Women in Appalachia face some of the highest rates of cervical cancer in the country. They are also among the groups of women least likely to receive cancer screenings.
The Ohio State University Professor Electra Paskett has dedicated much of her career to understanding the reasons behind why women in Appalachia are more likely to contract and die of cervical cancer.
“So when we started this study, there were three factors that were related to cervical cancer — tobacco use, lack of pap screening and HPV infection,” she said. “So, what we started to do in the first five years was really qualify all of those.”
This year Paskett and her colleagues received a multi-million-dollar grant aimed at cervical cancer prevention. The team will be working with medical providers in 10 health systems in West Virginia, Kentucky, Ohio and Virginia to implement a multi-pronged cervical cancer prevention program. It will include helping women quit smoking and aims to increase the number of women who get screened for cervical cancer and receive the HPV vaccination.
“What we will be teaching the providers and the clinics is how to offer that to their patients,” she said. “It will not only focus on the individual woman, but … on their family members, both their children and other family members, who might smoke for example. We call it a generational family-based intervention delivered by the clinic.”
Paskett recently presented her work at West Virginia University’s School of Public Health.
11/14/19 9:30 a.m. — This story was updated to reflect Dr. Paskett’s correct affiliation. It’s The Ohio State University.

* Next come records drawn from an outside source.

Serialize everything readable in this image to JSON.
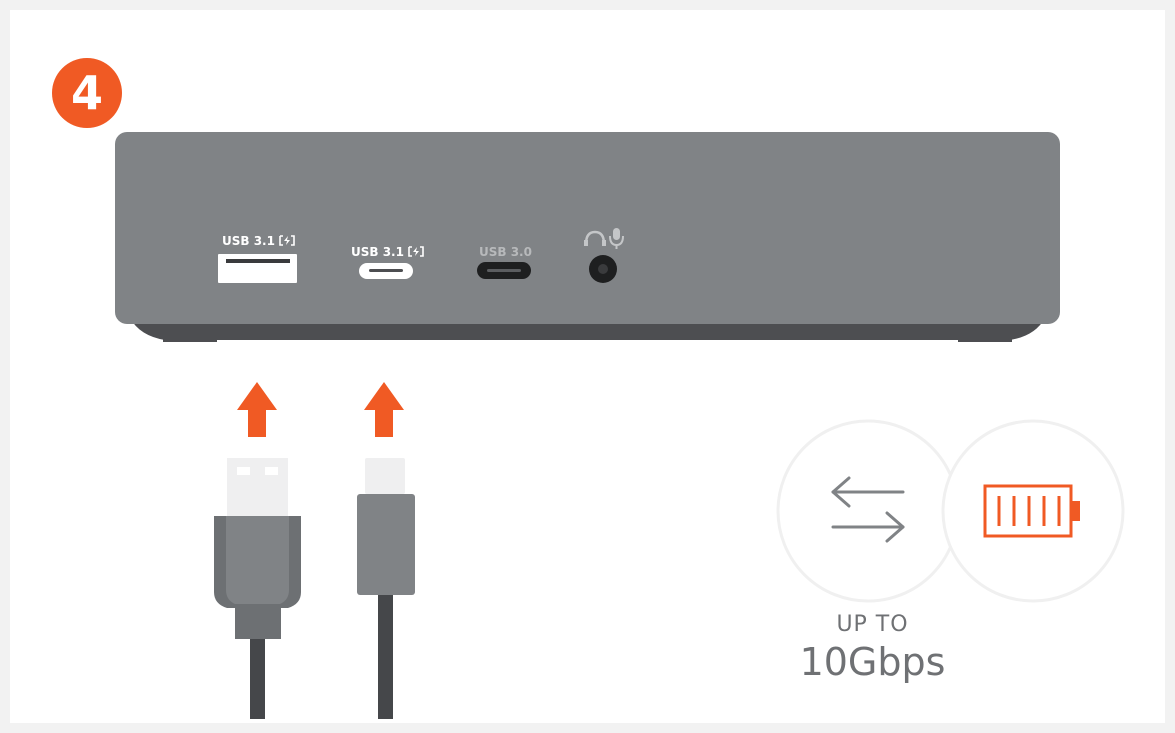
{
  "step": {
    "number": "4"
  },
  "dock": {
    "ports": [
      {
        "label": "USB 3.1",
        "icon": "power-delivery-icon",
        "type": "usb-a",
        "state": "highlighted"
      },
      {
        "label": "USB 3.1",
        "icon": "power-delivery-icon",
        "type": "usb-c",
        "state": "highlighted"
      },
      {
        "label": "USB 3.0",
        "type": "usb-c",
        "state": "dimmed"
      },
      {
        "icons": [
          "headphones-icon",
          "microphone-icon"
        ],
        "type": "audio-jack"
      }
    ]
  },
  "cables": [
    {
      "type": "usb-a",
      "arrow": "up"
    },
    {
      "type": "usb-c",
      "arrow": "up"
    }
  ],
  "features": {
    "icons": [
      "data-transfer-arrows-icon",
      "battery-charging-icon"
    ],
    "speed_prefix": "UP TO",
    "speed_value": "10Gbps"
  },
  "colors": {
    "accent": "#f05a24",
    "dock_body": "#808386",
    "dock_base": "#4d4e51",
    "cable_dark": "#45474a",
    "text_gray": "#6f7174",
    "background": "#f2f2f2"
  }
}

Appalachia Health News is a project of West Virginia Public Broadcasting, with support from Marshall Health and Charleston Area Medical Center.